In many parts of the world, flooding and natural disasters can be a seasonal threat to people’s lives. While these may be a recurrent theme in some regions, education on preventive and awareness are not always as readily adopted as humanitarian agencies would like. UNESCO-Bangkok has teamed up with software developer Opendream to address this very problem through a unique approach. They have developed a mobile-app game called Sai Fah: The Flood Fighter, a game designed to teach Thai children flood safety. The game follows a young boy through 22 informative levels as he tries to safely reach his mother. The app has been “downloaded more than 11,000 times, and there are plans to promote the English version in flood-prone areas across the Asia-Pacific region.”
The big innovation here is that the app actually appears to be fun! As The Guardian reports, children who have tested the game love it and feel that they have learned. This is the missing feature to many educational games that have been developed. The challenge that developers face is to juggle the need for entertainment without sacrificing learning outcomes. When accomplished, the game is more likely to make its way into the hands of the intended beneficiaries. By creating an identifiable character and brand, the developers are paving the way for future games that might teach the same children lessons concerning water and sanitation or healthy eating.

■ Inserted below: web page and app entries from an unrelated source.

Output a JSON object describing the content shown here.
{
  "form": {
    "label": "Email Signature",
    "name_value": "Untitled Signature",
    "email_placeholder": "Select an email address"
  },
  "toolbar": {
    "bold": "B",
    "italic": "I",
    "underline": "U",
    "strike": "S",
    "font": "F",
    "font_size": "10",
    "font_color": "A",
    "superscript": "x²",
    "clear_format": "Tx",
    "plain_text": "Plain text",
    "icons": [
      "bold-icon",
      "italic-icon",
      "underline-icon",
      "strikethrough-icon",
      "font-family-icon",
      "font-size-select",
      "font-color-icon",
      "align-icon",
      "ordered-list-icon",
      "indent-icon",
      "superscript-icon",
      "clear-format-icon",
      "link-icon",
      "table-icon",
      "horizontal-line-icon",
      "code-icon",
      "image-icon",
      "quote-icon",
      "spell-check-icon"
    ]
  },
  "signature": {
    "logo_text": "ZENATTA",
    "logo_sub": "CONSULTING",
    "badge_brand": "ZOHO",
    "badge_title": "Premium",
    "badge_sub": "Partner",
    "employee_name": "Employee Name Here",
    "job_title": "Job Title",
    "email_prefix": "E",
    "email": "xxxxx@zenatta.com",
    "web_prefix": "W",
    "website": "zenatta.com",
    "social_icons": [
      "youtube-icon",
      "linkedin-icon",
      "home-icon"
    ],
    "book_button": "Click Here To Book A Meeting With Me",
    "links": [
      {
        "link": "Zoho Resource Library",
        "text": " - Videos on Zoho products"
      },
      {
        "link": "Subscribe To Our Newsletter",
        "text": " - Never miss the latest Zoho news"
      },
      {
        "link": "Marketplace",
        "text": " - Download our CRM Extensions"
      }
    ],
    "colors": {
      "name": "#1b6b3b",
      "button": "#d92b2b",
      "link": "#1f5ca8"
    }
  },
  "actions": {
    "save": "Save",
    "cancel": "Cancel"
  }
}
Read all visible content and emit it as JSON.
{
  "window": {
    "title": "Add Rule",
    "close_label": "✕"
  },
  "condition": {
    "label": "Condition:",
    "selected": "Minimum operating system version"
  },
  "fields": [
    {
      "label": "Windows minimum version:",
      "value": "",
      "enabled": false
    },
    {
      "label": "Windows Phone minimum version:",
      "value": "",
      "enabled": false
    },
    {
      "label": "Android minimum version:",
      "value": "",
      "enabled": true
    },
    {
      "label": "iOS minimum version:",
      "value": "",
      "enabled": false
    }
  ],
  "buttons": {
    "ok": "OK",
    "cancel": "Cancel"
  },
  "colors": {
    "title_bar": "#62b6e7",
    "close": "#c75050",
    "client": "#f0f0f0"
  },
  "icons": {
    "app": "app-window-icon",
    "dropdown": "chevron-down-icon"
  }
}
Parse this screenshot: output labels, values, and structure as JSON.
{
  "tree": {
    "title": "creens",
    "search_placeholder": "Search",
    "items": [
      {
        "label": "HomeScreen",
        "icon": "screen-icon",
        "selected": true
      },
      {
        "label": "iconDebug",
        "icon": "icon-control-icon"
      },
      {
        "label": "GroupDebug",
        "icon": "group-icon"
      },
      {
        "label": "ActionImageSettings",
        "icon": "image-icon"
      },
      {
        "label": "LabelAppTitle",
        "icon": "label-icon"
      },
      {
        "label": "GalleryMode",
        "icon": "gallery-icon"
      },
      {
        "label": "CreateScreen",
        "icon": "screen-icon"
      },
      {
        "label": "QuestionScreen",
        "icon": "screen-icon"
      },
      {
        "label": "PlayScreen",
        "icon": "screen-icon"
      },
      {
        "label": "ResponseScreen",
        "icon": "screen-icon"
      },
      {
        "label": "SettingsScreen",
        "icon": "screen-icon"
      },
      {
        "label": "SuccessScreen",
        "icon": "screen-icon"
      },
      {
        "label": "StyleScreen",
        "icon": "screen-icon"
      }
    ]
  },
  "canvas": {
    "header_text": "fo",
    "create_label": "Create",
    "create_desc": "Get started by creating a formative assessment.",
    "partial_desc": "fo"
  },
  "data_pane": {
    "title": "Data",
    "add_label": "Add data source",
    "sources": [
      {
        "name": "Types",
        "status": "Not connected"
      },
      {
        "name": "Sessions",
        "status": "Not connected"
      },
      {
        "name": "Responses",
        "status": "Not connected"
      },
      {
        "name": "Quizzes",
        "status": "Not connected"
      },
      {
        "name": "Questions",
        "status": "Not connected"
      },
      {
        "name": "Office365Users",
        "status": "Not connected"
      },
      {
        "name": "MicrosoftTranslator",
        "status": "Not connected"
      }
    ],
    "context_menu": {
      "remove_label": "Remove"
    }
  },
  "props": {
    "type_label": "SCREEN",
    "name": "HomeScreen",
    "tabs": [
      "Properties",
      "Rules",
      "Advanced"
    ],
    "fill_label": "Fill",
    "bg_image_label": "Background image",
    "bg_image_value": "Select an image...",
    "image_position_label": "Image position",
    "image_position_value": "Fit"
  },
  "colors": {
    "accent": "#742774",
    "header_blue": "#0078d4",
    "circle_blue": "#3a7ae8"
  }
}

Critics of this approach may question whether this passive learning style is the most appropriate strategy to employ. While tests may confirm that knowledge was absorbed, does that justify not spending donor money on more direct, conventional awareness projects? A limitation to the game is that people without access to mobile phones may be excluded. That being said, cheap Android phones are flooding the Global South, connecting everyone, not to mention the rise of affordable tablets and netbooks.
Whether or not the game’s lessons are being absorbed at the highest level, it is said to be fun and that catches youth’s attention. With that in mind developers and NGOs may feel more confident in producing material through new and innovative mediums.
The information gathered for this article was originally sourced from Claudine Spera’s article on The Guardian. For more information on the project, check out UNESCO’s website. The app was developed for iOS and Android by Opendream.